5. Venice Family Clinic. Long before Obamacare the folks at Venice Family Clinic argued that people should be able to get medical attention regardless of whether they can afford it. The Clinic says it serves 24,400 people a year with a dedicated staff (including one of our 2013 People, Dr. Coley King), and 2,100 volunteers. They've been doing this since 1970. Donate.
4. Union Rescue Mission. With arguably the largest Skid Row in the nation, L.A.'s vast homeless population relies on precious few shelters and kitchens to folks on the street survive. Key among them is Union Rescue Mission, which started in downtown L.A. way back in 1891. It still does what it always did — putting a roof over the heads of our huddled masses. Donate.
3. Covenant House. One of the sad facets of our homelessness problem in Los Angeles is the number of kids who end up on our streets. While things don't seem as bad as they were in the 1980s and '90s, when teens squatted in old abandoned buildings in Hollywood and sold their bodies on the local streets, there's still a need: Every day they keep coming to L.A. with just a backpack on their shoulders and stars in their eyes. Covenant House has had a bed for many of them since 1988. Donate.
2. Homeboy Industries. A few years ago we asked Father Gregory Boyle how he could find love in his heart for street-gang criminals who destroy their own communities with drugs and violence. His answer was simple: It's the Catholic thing to do. If we can't find love and redemption for our most-reviled citizens, then we don't have faith. For decades Boyle's Homeboy Industries has been giving L.A. gangsters a pathway out of the vida loca with jobs, tattoo removal and counseling. Donate.

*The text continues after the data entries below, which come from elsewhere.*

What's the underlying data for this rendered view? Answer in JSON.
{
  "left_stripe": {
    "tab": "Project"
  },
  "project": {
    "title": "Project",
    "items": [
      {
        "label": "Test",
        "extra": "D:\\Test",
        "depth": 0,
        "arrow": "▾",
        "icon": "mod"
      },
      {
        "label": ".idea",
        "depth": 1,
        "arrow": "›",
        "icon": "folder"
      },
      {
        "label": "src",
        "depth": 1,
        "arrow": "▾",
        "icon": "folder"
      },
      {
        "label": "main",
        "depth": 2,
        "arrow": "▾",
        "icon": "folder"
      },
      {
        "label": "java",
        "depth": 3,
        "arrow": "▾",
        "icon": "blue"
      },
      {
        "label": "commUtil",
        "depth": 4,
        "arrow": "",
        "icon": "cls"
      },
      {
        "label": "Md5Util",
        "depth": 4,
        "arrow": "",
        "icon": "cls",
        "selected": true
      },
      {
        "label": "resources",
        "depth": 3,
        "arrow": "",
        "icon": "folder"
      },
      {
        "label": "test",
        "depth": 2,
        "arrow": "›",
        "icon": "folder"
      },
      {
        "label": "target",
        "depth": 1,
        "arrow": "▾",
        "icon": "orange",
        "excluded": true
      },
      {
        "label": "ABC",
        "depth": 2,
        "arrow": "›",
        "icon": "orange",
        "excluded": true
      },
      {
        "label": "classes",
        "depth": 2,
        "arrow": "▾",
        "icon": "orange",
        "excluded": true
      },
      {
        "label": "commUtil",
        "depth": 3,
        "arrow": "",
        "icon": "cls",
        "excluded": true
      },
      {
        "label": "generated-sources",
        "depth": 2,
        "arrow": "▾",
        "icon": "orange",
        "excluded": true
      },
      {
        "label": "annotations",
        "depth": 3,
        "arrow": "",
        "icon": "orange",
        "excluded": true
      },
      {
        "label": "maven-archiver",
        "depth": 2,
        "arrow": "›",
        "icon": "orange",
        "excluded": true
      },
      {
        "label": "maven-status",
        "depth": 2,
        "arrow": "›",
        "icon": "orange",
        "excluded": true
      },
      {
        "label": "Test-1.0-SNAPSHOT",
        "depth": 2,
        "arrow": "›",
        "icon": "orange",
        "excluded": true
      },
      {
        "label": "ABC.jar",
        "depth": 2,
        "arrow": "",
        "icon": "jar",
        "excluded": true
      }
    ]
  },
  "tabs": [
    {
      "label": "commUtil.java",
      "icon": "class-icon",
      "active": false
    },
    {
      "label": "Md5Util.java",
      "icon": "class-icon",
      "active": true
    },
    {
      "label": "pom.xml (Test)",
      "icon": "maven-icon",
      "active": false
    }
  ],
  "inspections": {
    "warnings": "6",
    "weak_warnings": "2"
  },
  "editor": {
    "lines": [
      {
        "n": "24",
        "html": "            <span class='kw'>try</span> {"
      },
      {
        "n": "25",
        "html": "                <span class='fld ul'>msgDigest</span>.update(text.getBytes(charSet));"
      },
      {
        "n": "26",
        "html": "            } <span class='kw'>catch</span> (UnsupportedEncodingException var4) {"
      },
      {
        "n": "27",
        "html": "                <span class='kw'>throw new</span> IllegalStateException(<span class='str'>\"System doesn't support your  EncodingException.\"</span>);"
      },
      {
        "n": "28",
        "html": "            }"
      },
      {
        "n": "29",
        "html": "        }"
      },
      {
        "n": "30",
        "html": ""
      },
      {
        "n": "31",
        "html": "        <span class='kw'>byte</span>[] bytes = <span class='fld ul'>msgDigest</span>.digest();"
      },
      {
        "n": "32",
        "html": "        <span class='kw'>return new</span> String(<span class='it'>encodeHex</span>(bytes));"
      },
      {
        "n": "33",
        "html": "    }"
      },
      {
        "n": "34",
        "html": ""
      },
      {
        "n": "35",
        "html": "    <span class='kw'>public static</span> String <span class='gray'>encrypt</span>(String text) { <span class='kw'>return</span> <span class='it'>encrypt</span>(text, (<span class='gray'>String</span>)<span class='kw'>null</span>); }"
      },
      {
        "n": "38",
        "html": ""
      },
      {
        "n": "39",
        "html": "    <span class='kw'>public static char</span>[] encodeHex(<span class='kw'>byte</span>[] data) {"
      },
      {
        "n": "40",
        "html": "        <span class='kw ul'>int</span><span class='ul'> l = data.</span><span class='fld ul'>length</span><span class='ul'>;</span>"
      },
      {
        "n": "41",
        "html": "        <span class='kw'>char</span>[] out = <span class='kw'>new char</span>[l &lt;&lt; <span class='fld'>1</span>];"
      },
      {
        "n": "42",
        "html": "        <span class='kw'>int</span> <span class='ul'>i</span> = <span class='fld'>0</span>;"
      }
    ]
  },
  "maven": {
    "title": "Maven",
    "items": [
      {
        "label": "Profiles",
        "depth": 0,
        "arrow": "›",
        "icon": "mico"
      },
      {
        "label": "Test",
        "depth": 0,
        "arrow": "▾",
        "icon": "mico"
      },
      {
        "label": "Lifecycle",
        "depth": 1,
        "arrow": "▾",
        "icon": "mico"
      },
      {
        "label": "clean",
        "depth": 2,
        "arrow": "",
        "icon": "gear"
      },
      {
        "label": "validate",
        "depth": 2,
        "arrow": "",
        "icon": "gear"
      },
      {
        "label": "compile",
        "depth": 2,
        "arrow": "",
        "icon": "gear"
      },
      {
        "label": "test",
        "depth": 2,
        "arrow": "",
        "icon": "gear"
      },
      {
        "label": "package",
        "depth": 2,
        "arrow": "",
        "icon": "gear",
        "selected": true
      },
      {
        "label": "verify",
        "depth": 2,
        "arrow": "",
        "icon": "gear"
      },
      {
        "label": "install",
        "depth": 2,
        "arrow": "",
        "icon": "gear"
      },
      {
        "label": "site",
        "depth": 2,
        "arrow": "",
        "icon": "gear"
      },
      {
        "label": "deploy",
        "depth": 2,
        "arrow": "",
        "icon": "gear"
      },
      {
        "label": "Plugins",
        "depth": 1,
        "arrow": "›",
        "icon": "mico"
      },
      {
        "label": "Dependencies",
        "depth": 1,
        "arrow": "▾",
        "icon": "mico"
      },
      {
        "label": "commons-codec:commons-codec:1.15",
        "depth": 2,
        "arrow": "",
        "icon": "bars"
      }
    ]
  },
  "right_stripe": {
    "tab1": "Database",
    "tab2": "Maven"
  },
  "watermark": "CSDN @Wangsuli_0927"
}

1. Las Familias del Pueblo. Alice Callaghan, a former Catholic nun, is the vocal conscience of economic injustice in Los Angeles. The founder of the Skid Row Housing Trust, she runs Las Familias del Pueblo as a support center for immigrant and homeless families. It includes an after-school program for 100 of L.A.'s most impoverished children and a legal clinic for the 500 or so local families it serves. More than that, however, Callaghan's Skid Row facilities serve as the moral backbone of a city overshadowed by the false glimmer of Hollywood. Contact.